**Activity**
Could you repeat the data word for word while skipping the pictures?

(Page and application data records)
>>
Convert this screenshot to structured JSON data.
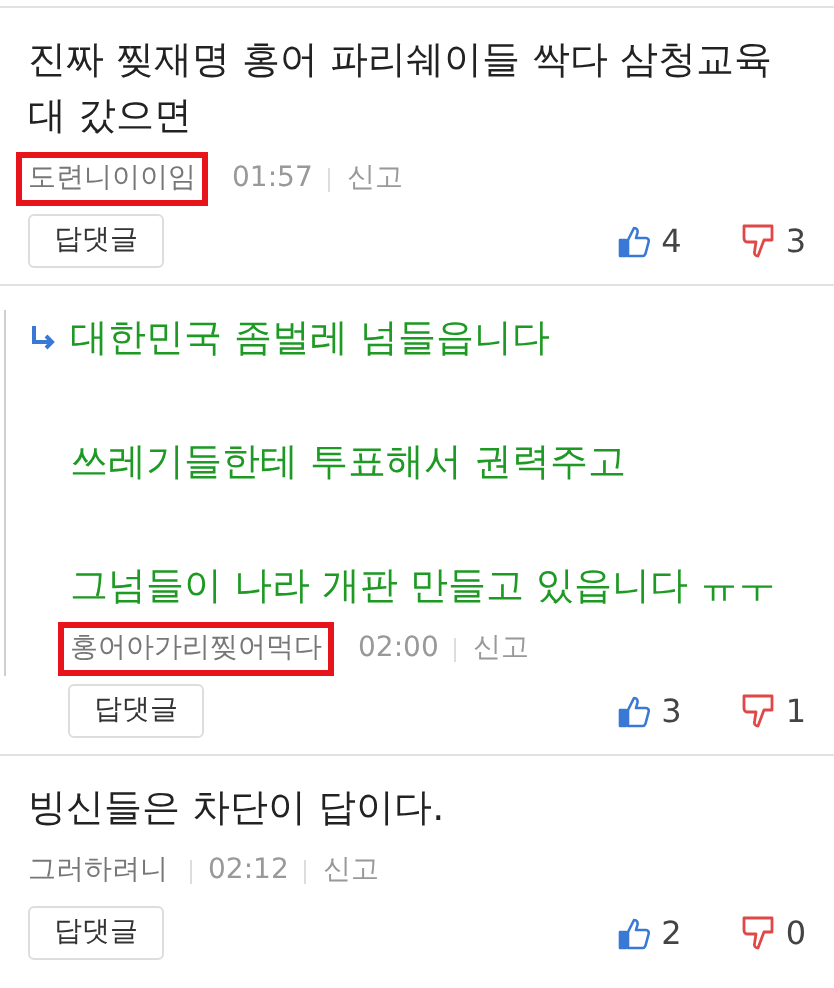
{
  "comments": [
    {
      "kind": "comment",
      "lines": [
        "진짜 찢재명 홍어 파리쉐이들 싹다 삼청교육대 갔으면"
      ],
      "author": "도련니이이임",
      "highlighted": true,
      "time": "01:57",
      "report": "신고",
      "reply_button": "답댓글",
      "likes": "4",
      "dislikes": "3"
    },
    {
      "kind": "reply",
      "lines": [
        "대한민국 좀벌레 넘들읍니다",
        "쓰레기들한테 투표해서 권력주고",
        "그넘들이 나라 개판 만들고 있읍니다 ㅠㅜ"
      ],
      "author": "홍어아가리찢어먹다",
      "highlighted": true,
      "time": "02:00",
      "report": "신고",
      "reply_button": "답댓글",
      "likes": "3",
      "dislikes": "1"
    },
    {
      "kind": "comment",
      "lines": [
        "빙신들은 차단이 답이다."
      ],
      "author": "그러하려니",
      "highlighted": false,
      "time": "02:12",
      "report": "신고",
      "reply_button": "답댓글",
      "likes": "2",
      "dislikes": "0"
    }
  ]
}
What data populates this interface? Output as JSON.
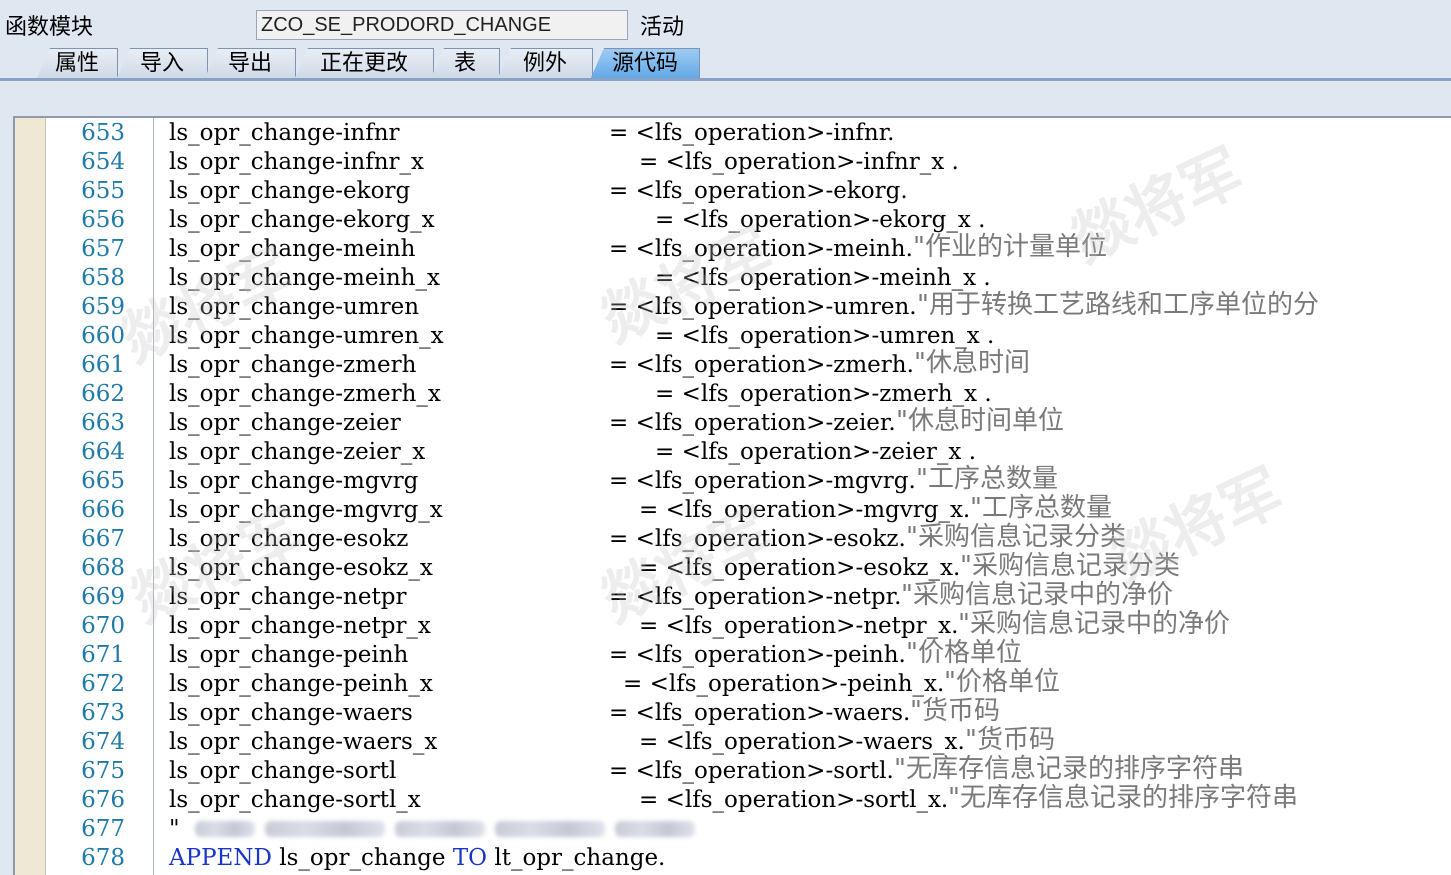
{
  "header": {
    "label": "函数模块",
    "function_name": "ZCO_SE_PRODORD_CHANGE",
    "status": "活动"
  },
  "tabs": [
    "属性",
    "导入",
    "导出",
    "正在更改",
    "表",
    "例外",
    "源代码"
  ],
  "active_tab": "源代码",
  "code_lines": [
    {
      "num": "653",
      "lhs": "ls_opr_change-infnr",
      "rhs": "= <lfs_operation>-infnr.",
      "comment": ""
    },
    {
      "num": "654",
      "lhs": "ls_opr_change-infnr_x",
      "rhs": "= <lfs_operation>-infnr_x .",
      "comment": ""
    },
    {
      "num": "655",
      "lhs": "ls_opr_change-ekorg",
      "rhs": "= <lfs_operation>-ekorg.",
      "comment": ""
    },
    {
      "num": "656",
      "lhs": "ls_opr_change-ekorg_x",
      "rhs": "= <lfs_operation>-ekorg_x .",
      "comment": ""
    },
    {
      "num": "657",
      "lhs": "ls_opr_change-meinh",
      "rhs": "= <lfs_operation>-meinh.",
      "comment": "\"作业的计量单位"
    },
    {
      "num": "658",
      "lhs": "ls_opr_change-meinh_x",
      "rhs": "= <lfs_operation>-meinh_x .",
      "comment": ""
    },
    {
      "num": "659",
      "lhs": "ls_opr_change-umren",
      "rhs": "= <lfs_operation>-umren.",
      "comment": "\"用于转换工艺路线和工序单位的分"
    },
    {
      "num": "660",
      "lhs": "ls_opr_change-umren_x",
      "rhs": "= <lfs_operation>-umren_x .",
      "comment": ""
    },
    {
      "num": "661",
      "lhs": "ls_opr_change-zmerh",
      "rhs": "= <lfs_operation>-zmerh.",
      "comment": "\"休息时间"
    },
    {
      "num": "662",
      "lhs": "ls_opr_change-zmerh_x",
      "rhs": "= <lfs_operation>-zmerh_x .",
      "comment": ""
    },
    {
      "num": "663",
      "lhs": "ls_opr_change-zeier",
      "rhs": "= <lfs_operation>-zeier.",
      "comment": "\"休息时间单位"
    },
    {
      "num": "664",
      "lhs": "ls_opr_change-zeier_x",
      "rhs": "= <lfs_operation>-zeier_x .",
      "comment": ""
    },
    {
      "num": "665",
      "lhs": "ls_opr_change-mgvrg",
      "rhs": "= <lfs_operation>-mgvrg.",
      "comment": "\"工序总数量"
    },
    {
      "num": "666",
      "lhs": "ls_opr_change-mgvrg_x",
      "rhs": "= <lfs_operation>-mgvrg_x.",
      "comment": "\"工序总数量"
    },
    {
      "num": "667",
      "lhs": "ls_opr_change-esokz",
      "rhs": "= <lfs_operation>-esokz.",
      "comment": "\"采购信息记录分类"
    },
    {
      "num": "668",
      "lhs": "ls_opr_change-esokz_x",
      "rhs": "= <lfs_operation>-esokz_x.",
      "comment": "\"采购信息记录分类"
    },
    {
      "num": "669",
      "lhs": "ls_opr_change-netpr",
      "rhs": "= <lfs_operation>-netpr.",
      "comment": "\"采购信息记录中的净价"
    },
    {
      "num": "670",
      "lhs": "ls_opr_change-netpr_x",
      "rhs": "= <lfs_operation>-netpr_x.",
      "comment": "\"采购信息记录中的净价"
    },
    {
      "num": "671",
      "lhs": "ls_opr_change-peinh",
      "rhs": "= <lfs_operation>-peinh.",
      "comment": "\"价格单位"
    },
    {
      "num": "672",
      "lhs": "ls_opr_change-peinh_x",
      "rhs": "= <lfs_operation>-peinh_x.",
      "comment": "\"价格单位"
    },
    {
      "num": "673",
      "lhs": "ls_opr_change-waers",
      "rhs": "= <lfs_operation>-waers.",
      "comment": "\"货币码"
    },
    {
      "num": "674",
      "lhs": "ls_opr_change-waers_x",
      "rhs": "= <lfs_operation>-waers_x.",
      "comment": "\"货币码"
    },
    {
      "num": "675",
      "lhs": "ls_opr_change-sortl",
      "rhs": "= <lfs_operation>-sortl.",
      "comment": "\"无库存信息记录的排序字符串"
    },
    {
      "num": "676",
      "lhs": "ls_opr_change-sortl_x",
      "rhs": "= <lfs_operation>-sortl_x.",
      "comment": "\"无库存信息记录的排序字符串"
    },
    {
      "num": "677",
      "lhs": "\"",
      "rhs": "",
      "comment": ""
    },
    {
      "num": "678",
      "lhs": "",
      "rhs": "",
      "comment": ""
    }
  ],
  "append_line": {
    "keyword1": "APPEND",
    "var": "ls_opr_change",
    "keyword2": "TO",
    "target": "lt_opr_change."
  },
  "watermark": "燚将军",
  "colors": {
    "line_number": "#1f7aa8",
    "keyword": "#1a36c8",
    "comment": "#7a7a7a",
    "active_tab": "#5fa6e6"
  }
}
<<
**Result below**
Convert this screenshot to structured JSON data.
{
  "comments": [
    {
      "kind": "comment",
      "lines": [
        "진짜 찢재명 홍어 파리쉐이들 싹다 삼청교육대 갔으면"
      ],
      "author": "도련니이이임",
      "highlighted": true,
      "time": "01:57",
      "report": "신고",
      "reply_button": "답댓글",
      "likes": "4",
      "dislikes": "3"
    },
    {
      "kind": "reply",
      "lines": [
        "대한민국 좀벌레 넘들읍니다",
        "쓰레기들한테 투표해서 권력주고",
        "그넘들이 나라 개판 만들고 있읍니다 ㅠㅜ"
      ],
      "author": "홍어아가리찢어먹다",
      "highlighted": true,
      "time": "02:00",
      "report": "신고",
      "reply_button": "답댓글",
      "likes": "3",
      "dislikes": "1"
    },
    {
      "kind": "comment",
      "lines": [
        "빙신들은 차단이 답이다."
      ],
      "author": "그러하려니",
      "highlighted": false,
      "time": "02:12",
      "report": "신고",
      "reply_button": "답댓글",
      "likes": "2",
      "dislikes": "0"
    }
  ]
}
What data populates this interface? Output as JSON.
{
  "header": {
    "label": "函数模块",
    "function_name": "ZCO_SE_PRODORD_CHANGE",
    "status": "活动"
  },
  "tabs": [
    "属性",
    "导入",
    "导出",
    "正在更改",
    "表",
    "例外",
    "源代码"
  ],
  "active_tab": "源代码",
  "code_lines": [
    {
      "num": "653",
      "lhs": "ls_opr_change-infnr",
      "rhs": "= <lfs_operation>-infnr.",
      "comment": ""
    },
    {
      "num": "654",
      "lhs": "ls_opr_change-infnr_x",
      "rhs": "= <lfs_operation>-infnr_x .",
      "comment": ""
    },
    {
      "num": "655",
      "lhs": "ls_opr_change-ekorg",
      "rhs": "= <lfs_operation>-ekorg.",
      "comment": ""
    },
    {
      "num": "656",
      "lhs": "ls_opr_change-ekorg_x",
      "rhs": "= <lfs_operation>-ekorg_x .",
      "comment": ""
    },
    {
      "num": "657",
      "lhs": "ls_opr_change-meinh",
      "rhs": "= <lfs_operation>-meinh.",
      "comment": "\"作业的计量单位"
    },
    {
      "num": "658",
      "lhs": "ls_opr_change-meinh_x",
      "rhs": "= <lfs_operation>-meinh_x .",
      "comment": ""
    },
    {
      "num": "659",
      "lhs": "ls_opr_change-umren",
      "rhs": "= <lfs_operation>-umren.",
      "comment": "\"用于转换工艺路线和工序单位的分"
    },
    {
      "num": "660",
      "lhs": "ls_opr_change-umren_x",
      "rhs": "= <lfs_operation>-umren_x .",
      "comment": ""
    },
    {
      "num": "661",
      "lhs": "ls_opr_change-zmerh",
      "rhs": "= <lfs_operation>-zmerh.",
      "comment": "\"休息时间"
    },
    {
      "num": "662",
      "lhs": "ls_opr_change-zmerh_x",
      "rhs": "= <lfs_operation>-zmerh_x .",
      "comment": ""
    },
    {
      "num": "663",
      "lhs": "ls_opr_change-zeier",
      "rhs": "= <lfs_operation>-zeier.",
      "comment": "\"休息时间单位"
    },
    {
      "num": "664",
      "lhs": "ls_opr_change-zeier_x",
      "rhs": "= <lfs_operation>-zeier_x .",
      "comment": ""
    },
    {
      "num": "665",
      "lhs": "ls_opr_change-mgvrg",
      "rhs": "= <lfs_operation>-mgvrg.",
      "comment": "\"工序总数量"
    },
    {
      "num": "666",
      "lhs": "ls_opr_change-mgvrg_x",
      "rhs": "= <lfs_operation>-mgvrg_x.",
      "comment": "\"工序总数量"
    },
    {
      "num": "667",
      "lhs": "ls_opr_change-esokz",
      "rhs": "= <lfs_operation>-esokz.",
      "comment": "\"采购信息记录分类"
    },
    {
      "num": "668",
      "lhs": "ls_opr_change-esokz_x",
      "rhs": "= <lfs_operation>-esokz_x.",
      "comment": "\"采购信息记录分类"
    },
    {
      "num": "669",
      "lhs": "ls_opr_change-netpr",
      "rhs": "= <lfs_operation>-netpr.",
      "comment": "\"采购信息记录中的净价"
    },
    {
      "num": "670",
      "lhs": "ls_opr_change-netpr_x",
      "rhs": "= <lfs_operation>-netpr_x.",
      "comment": "\"采购信息记录中的净价"
    },
    {
      "num": "671",
      "lhs": "ls_opr_change-peinh",
      "rhs": "= <lfs_operation>-peinh.",
      "comment": "\"价格单位"
    },
    {
      "num": "672",
      "lhs": "ls_opr_change-peinh_x",
      "rhs": "= <lfs_operation>-peinh_x.",
      "comment": "\"价格单位"
    },
    {
      "num": "673",
      "lhs": "ls_opr_change-waers",
      "rhs": "= <lfs_operation>-waers.",
      "comment": "\"货币码"
    },
    {
      "num": "674",
      "lhs": "ls_opr_change-waers_x",
      "rhs": "= <lfs_operation>-waers_x.",
      "comment": "\"货币码"
    },
    {
      "num": "675",
      "lhs": "ls_opr_change-sortl",
      "rhs": "= <lfs_operation>-sortl.",
      "comment": "\"无库存信息记录的排序字符串"
    },
    {
      "num": "676",
      "lhs": "ls_opr_change-sortl_x",
      "rhs": "= <lfs_operation>-sortl_x.",
      "comment": "\"无库存信息记录的排序字符串"
    },
    {
      "num": "677",
      "lhs": "\"",
      "rhs": "",
      "comment": ""
    },
    {
      "num": "678",
      "lhs": "",
      "rhs": "",
      "comment": ""
    }
  ],
  "append_line": {
    "keyword1": "APPEND",
    "var": "ls_opr_change",
    "keyword2": "TO",
    "target": "lt_opr_change."
  },
  "watermark": "燚将军",
  "colors": {
    "line_number": "#1f7aa8",
    "keyword": "#1a36c8",
    "comment": "#7a7a7a",
    "active_tab": "#5fa6e6"
  }
}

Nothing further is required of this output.